▶ **Task description**
Each line of the records needs to come back exactly as written.

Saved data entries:
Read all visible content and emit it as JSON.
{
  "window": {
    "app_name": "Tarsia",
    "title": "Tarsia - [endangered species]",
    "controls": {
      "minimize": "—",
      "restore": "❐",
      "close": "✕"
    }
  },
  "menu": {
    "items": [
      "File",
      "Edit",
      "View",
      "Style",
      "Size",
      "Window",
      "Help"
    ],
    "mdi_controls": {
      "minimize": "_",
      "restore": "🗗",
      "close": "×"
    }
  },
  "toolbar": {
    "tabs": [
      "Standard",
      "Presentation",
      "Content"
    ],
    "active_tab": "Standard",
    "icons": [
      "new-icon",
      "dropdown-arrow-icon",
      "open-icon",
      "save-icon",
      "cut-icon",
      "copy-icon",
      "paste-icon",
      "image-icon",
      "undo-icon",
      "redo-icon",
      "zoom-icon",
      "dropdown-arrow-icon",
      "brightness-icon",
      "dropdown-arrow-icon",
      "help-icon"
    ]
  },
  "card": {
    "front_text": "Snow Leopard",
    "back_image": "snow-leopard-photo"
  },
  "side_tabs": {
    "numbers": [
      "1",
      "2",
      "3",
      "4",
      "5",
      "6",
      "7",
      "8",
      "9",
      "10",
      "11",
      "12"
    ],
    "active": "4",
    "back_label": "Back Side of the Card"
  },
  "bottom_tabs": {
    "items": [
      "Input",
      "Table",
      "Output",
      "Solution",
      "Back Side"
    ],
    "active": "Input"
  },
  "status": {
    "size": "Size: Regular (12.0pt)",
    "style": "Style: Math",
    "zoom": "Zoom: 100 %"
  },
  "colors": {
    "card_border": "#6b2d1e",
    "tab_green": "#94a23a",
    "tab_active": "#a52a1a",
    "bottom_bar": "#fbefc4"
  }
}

▶ **Answer**
Read all visible content and emit it as JSON.
{
  "window": {
    "app_name": "Tarsia",
    "title": "Tarsia - [endangered species]",
    "controls": {
      "minimize": "—",
      "restore": "❐",
      "close": "✕"
    }
  },
  "menu": {
    "items": [
      "File",
      "Edit",
      "View",
      "Style",
      "Size",
      "Window",
      "Help"
    ],
    "mdi_controls": {
      "minimize": "_",
      "restore": "🗗",
      "close": "×"
    }
  },
  "toolbar": {
    "tabs": [
      "Standard",
      "Presentation",
      "Content"
    ],
    "active_tab": "Standard",
    "icons": [
      "new-icon",
      "dropdown-arrow-icon",
      "open-icon",
      "save-icon",
      "cut-icon",
      "copy-icon",
      "paste-icon",
      "image-icon",
      "undo-icon",
      "redo-icon",
      "zoom-icon",
      "dropdown-arrow-icon",
      "brightness-icon",
      "dropdown-arrow-icon",
      "help-icon"
    ]
  },
  "card": {
    "front_text": "Snow Leopard",
    "back_image": "snow-leopard-photo"
  },
  "side_tabs": {
    "numbers": [
      "1",
      "2",
      "3",
      "4",
      "5",
      "6",
      "7",
      "8",
      "9",
      "10",
      "11",
      "12"
    ],
    "active": "4",
    "back_label": "Back Side of the Card"
  },
  "bottom_tabs": {
    "items": [
      "Input",
      "Table",
      "Output",
      "Solution",
      "Back Side"
    ],
    "active": "Input"
  },
  "status": {
    "size": "Size: Regular (12.0pt)",
    "style": "Style: Math",
    "zoom": "Zoom: 100 %"
  },
  "colors": {
    "card_border": "#6b2d1e",
    "tab_green": "#94a23a",
    "tab_active": "#a52a1a",
    "bottom_bar": "#fbefc4"
  }
}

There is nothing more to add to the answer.